As easy as it is to lose yourself in building your kingdom brick-by-brick amid Fabledom’s changing seasons and population milestones, its minor textual errors throughout tend to pull you out of the game and back to reality. I noticed commonly made grammar mistakes from the moment I chose my realm’s map and continued to eye similar fumbles throughout gameplay tutorials and item descriptions. Oddly enough, though, the magic of the game hasn’t been lost in translation. 

Fabledom review: top-down view of a village shows a building menu and information pop-ups.
Captured by VideoGamer

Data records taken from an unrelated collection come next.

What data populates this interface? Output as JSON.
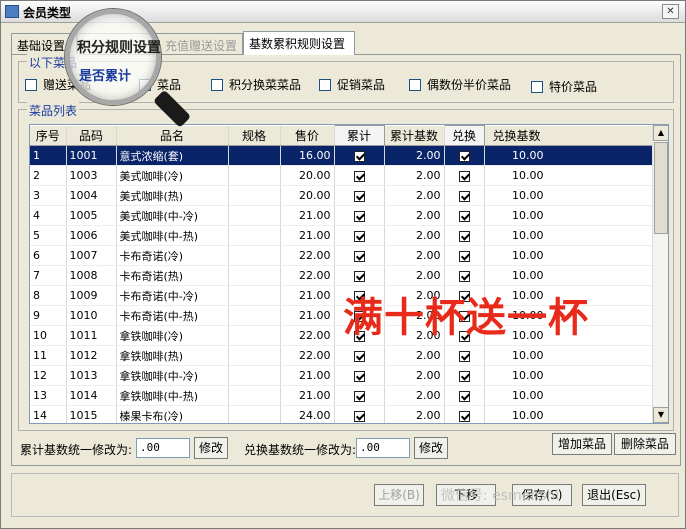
{
  "window": {
    "title": "会员类型"
  },
  "tabs": [
    {
      "label": "基础设置"
    },
    {
      "label": "充值赠送设置"
    },
    {
      "label": "基数累积规则设置"
    }
  ],
  "filters": {
    "legend": "以下菜品",
    "options": [
      "赠送菜品",
      "菜品",
      "积分换菜菜品",
      "促销菜品",
      "偶数份半价菜品",
      "特价菜品"
    ]
  },
  "magnifier": {
    "line1": "积分规则设置",
    "line2": "是否累计"
  },
  "grid": {
    "legend": "菜品列表",
    "columns": [
      "序号",
      "品码",
      "品名",
      "规格",
      "售价",
      "累计",
      "累计基数",
      "兑换",
      "兑换基数"
    ],
    "rows": [
      [
        "1",
        "1001",
        "意式浓缩(套)",
        "",
        "16.00",
        "2.00",
        "10.00"
      ],
      [
        "2",
        "1003",
        "美式咖啡(冷)",
        "",
        "20.00",
        "2.00",
        "10.00"
      ],
      [
        "3",
        "1004",
        "美式咖啡(热)",
        "",
        "20.00",
        "2.00",
        "10.00"
      ],
      [
        "4",
        "1005",
        "美式咖啡(中-冷)",
        "",
        "21.00",
        "2.00",
        "10.00"
      ],
      [
        "5",
        "1006",
        "美式咖啡(中-热)",
        "",
        "21.00",
        "2.00",
        "10.00"
      ],
      [
        "6",
        "1007",
        "卡布奇诺(冷)",
        "",
        "22.00",
        "2.00",
        "10.00"
      ],
      [
        "7",
        "1008",
        "卡布奇诺(热)",
        "",
        "22.00",
        "2.00",
        "10.00"
      ],
      [
        "8",
        "1009",
        "卡布奇诺(中-冷)",
        "",
        "21.00",
        "2.00",
        "10.00"
      ],
      [
        "9",
        "1010",
        "卡布奇诺(中-热)",
        "",
        "21.00",
        "2.00",
        "10.00"
      ],
      [
        "10",
        "1011",
        "拿铁咖啡(冷)",
        "",
        "22.00",
        "2.00",
        "10.00"
      ],
      [
        "11",
        "1012",
        "拿铁咖啡(热)",
        "",
        "22.00",
        "2.00",
        "10.00"
      ],
      [
        "12",
        "1013",
        "拿铁咖啡(中-冷)",
        "",
        "21.00",
        "2.00",
        "10.00"
      ],
      [
        "13",
        "1014",
        "拿铁咖啡(中-热)",
        "",
        "21.00",
        "2.00",
        "10.00"
      ],
      [
        "14",
        "1015",
        "榛果卡布(冷)",
        "",
        "24.00",
        "2.00",
        "10.00"
      ]
    ]
  },
  "overlay": {
    "text": "满十杯送一杯"
  },
  "bulk": {
    "acc_label": "累计基数统一修改为:",
    "acc_value": ".00",
    "acc_button": "修改",
    "exch_label": "兑换基数统一修改为:",
    "exch_value": ".00",
    "exch_button": "修改",
    "add_button": "增加菜品",
    "delete_button": "删除菜品"
  },
  "footer": {
    "prev_button": "上移(B)",
    "next_button": "下移",
    "save_button": "保存(S)",
    "exit_button": "退出(Esc)",
    "watermark": "微信号: esmenshi"
  }
}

In a world where AI is often used to expedite the publishing process of written media, spotting grammatically incorrect terms in a newly-finished game is a strange comfort, as it alludes to the first-hand labour that’s gone into the project over the course of its development. While you’d certainly never expect to see these mistakes appear in completed work, I’d gladly chalk up Fabledom’s grammatical errors to nothing more than human error. And hey, it’s nothing a new patch can’t fix. No harm, no foul. 

Fabledom isn’t a perfect game, but it’s nothing short of enchanting. Despite small blemishes here and there, I’ve yet to run into any serious bugs or glitches. Well over 20 hours in, it’s clear that the development team at Grenaa Games worked tirelessly to perfect gameplay throughout the medieval city-builder’s early access period. In all, Fabledom has done well to earn a spot in my current rotation of games, and I’ll surely devote many more days off to overseeing my realm. Although I’m looking forward to text fixes and additional content, I’m just as glad to continue my existing playthrough. 

Reviewed on PC

Fabledom review: town scene with colorful buildings, lively characters, and a grand castle atop a hill.


Despite minor blemishes, Fabledom is nothing short of enchanting.
8 Engrossing gameplay Equal parts casual and challenging Forgiving of mistakes Lacking romance options Minor textual errors